-- Material provided follows --
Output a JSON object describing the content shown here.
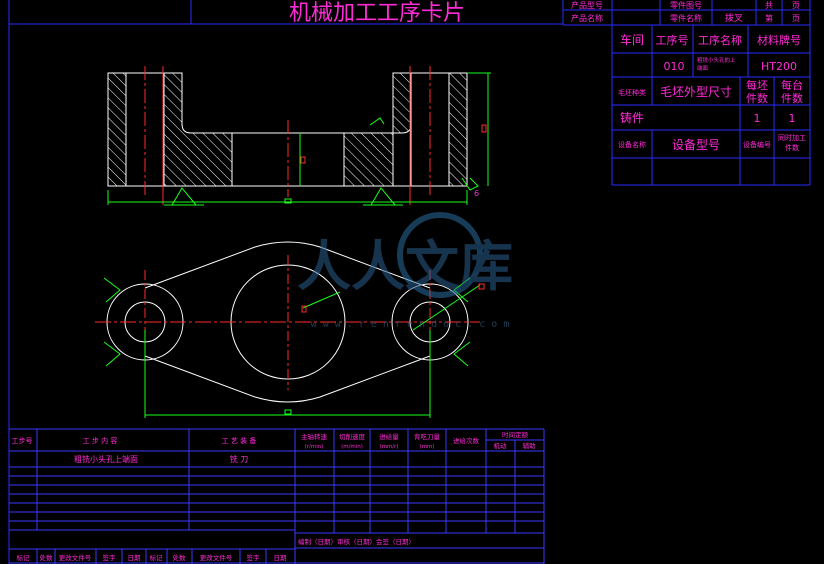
{
  "title": "机械加工工序卡片",
  "header": {
    "product_model_label": "产品型号",
    "part_drawing_no_label": "零件图号",
    "total_label": "共",
    "page_unit_1": "页",
    "product_name_label": "产品名称",
    "part_name_label": "零件名称",
    "part_name_value": "拨叉",
    "page_no_label": "第",
    "page_unit_2": "页"
  },
  "info": {
    "workshop_label": "车间",
    "process_no_label": "工序号",
    "process_name_label": "工序名称",
    "material_label": "材料牌号",
    "process_no_value": "010",
    "process_name_value_1": "粗铣小头孔的上",
    "process_name_value_2": "端面",
    "material_value": "HT200",
    "blank_type_label": "毛坯种类",
    "blank_size_label": "毛坯外型尺寸",
    "parts_per_blank_label_1": "每坯",
    "parts_per_blank_label_2": "件数",
    "parts_per_unit_label_1": "每台",
    "parts_per_unit_label_2": "件数",
    "blank_type_value": "铸件",
    "parts_per_blank_value": "1",
    "parts_per_unit_value": "1",
    "equipment_name_label": "设备名称",
    "equipment_model_label": "设备型号",
    "equipment_no_label": "设备编号",
    "simultaneous_label_1": "同时加工",
    "simultaneous_label_2": "件数"
  },
  "watermark": {
    "text": "人人文库",
    "url": "w w w . r e n r e n d o c . c o m"
  },
  "process_table": {
    "headers": {
      "step_no": "工步号",
      "step_content": "工 步 内 容",
      "equipment": "工 艺 装 备",
      "spindle_speed_1": "主轴转速",
      "spindle_speed_2": "(r/min)",
      "cutting_speed_1": "切削速度",
      "cutting_speed_2": "(m/min)",
      "feed_1": "进给量",
      "feed_2": "(mm/r)",
      "depth_1": "背吃刀量",
      "depth_2": "(mm)",
      "passes": "进给次数",
      "time_quota": "时间定额",
      "machine_time": "机动",
      "aux_time": "辅助"
    },
    "rows": [
      {
        "step_content": "粗铣小头孔上端面",
        "equipment": "铣 刀"
      }
    ],
    "sign_row": "编制（日期）审核（日期）会签（日期）",
    "footer": [
      "标记",
      "处数",
      "更改文件号",
      "签字",
      "日期",
      "标记",
      "处数",
      "更改文件号",
      "签字",
      "日期"
    ]
  }
}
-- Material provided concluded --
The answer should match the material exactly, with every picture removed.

• Task solution:
Output a JSON object describing the content shown here.
{
  "title": "机械加工工序卡片",
  "header": {
    "product_model_label": "产品型号",
    "part_drawing_no_label": "零件图号",
    "total_label": "共",
    "page_unit_1": "页",
    "product_name_label": "产品名称",
    "part_name_label": "零件名称",
    "part_name_value": "拨叉",
    "page_no_label": "第",
    "page_unit_2": "页"
  },
  "info": {
    "workshop_label": "车间",
    "process_no_label": "工序号",
    "process_name_label": "工序名称",
    "material_label": "材料牌号",
    "process_no_value": "010",
    "process_name_value_1": "粗铣小头孔的上",
    "process_name_value_2": "端面",
    "material_value": "HT200",
    "blank_type_label": "毛坯种类",
    "blank_size_label": "毛坯外型尺寸",
    "parts_per_blank_label_1": "每坯",
    "parts_per_blank_label_2": "件数",
    "parts_per_unit_label_1": "每台",
    "parts_per_unit_label_2": "件数",
    "blank_type_value": "铸件",
    "parts_per_blank_value": "1",
    "parts_per_unit_value": "1",
    "equipment_name_label": "设备名称",
    "equipment_model_label": "设备型号",
    "equipment_no_label": "设备编号",
    "simultaneous_label_1": "同时加工",
    "simultaneous_label_2": "件数"
  },
  "watermark": {
    "text": "人人文库",
    "url": "w w w . r e n r e n d o c . c o m"
  },
  "process_table": {
    "headers": {
      "step_no": "工步号",
      "step_content": "工 步 内 容",
      "equipment": "工 艺 装 备",
      "spindle_speed_1": "主轴转速",
      "spindle_speed_2": "(r/min)",
      "cutting_speed_1": "切削速度",
      "cutting_speed_2": "(m/min)",
      "feed_1": "进给量",
      "feed_2": "(mm/r)",
      "depth_1": "背吃刀量",
      "depth_2": "(mm)",
      "passes": "进给次数",
      "time_quota": "时间定额",
      "machine_time": "机动",
      "aux_time": "辅助"
    },
    "rows": [
      {
        "step_content": "粗铣小头孔上端面",
        "equipment": "铣 刀"
      }
    ],
    "sign_row": "编制（日期）审核（日期）会签（日期）",
    "footer": [
      "标记",
      "处数",
      "更改文件号",
      "签字",
      "日期",
      "标记",
      "处数",
      "更改文件号",
      "签字",
      "日期"
    ]
  }
}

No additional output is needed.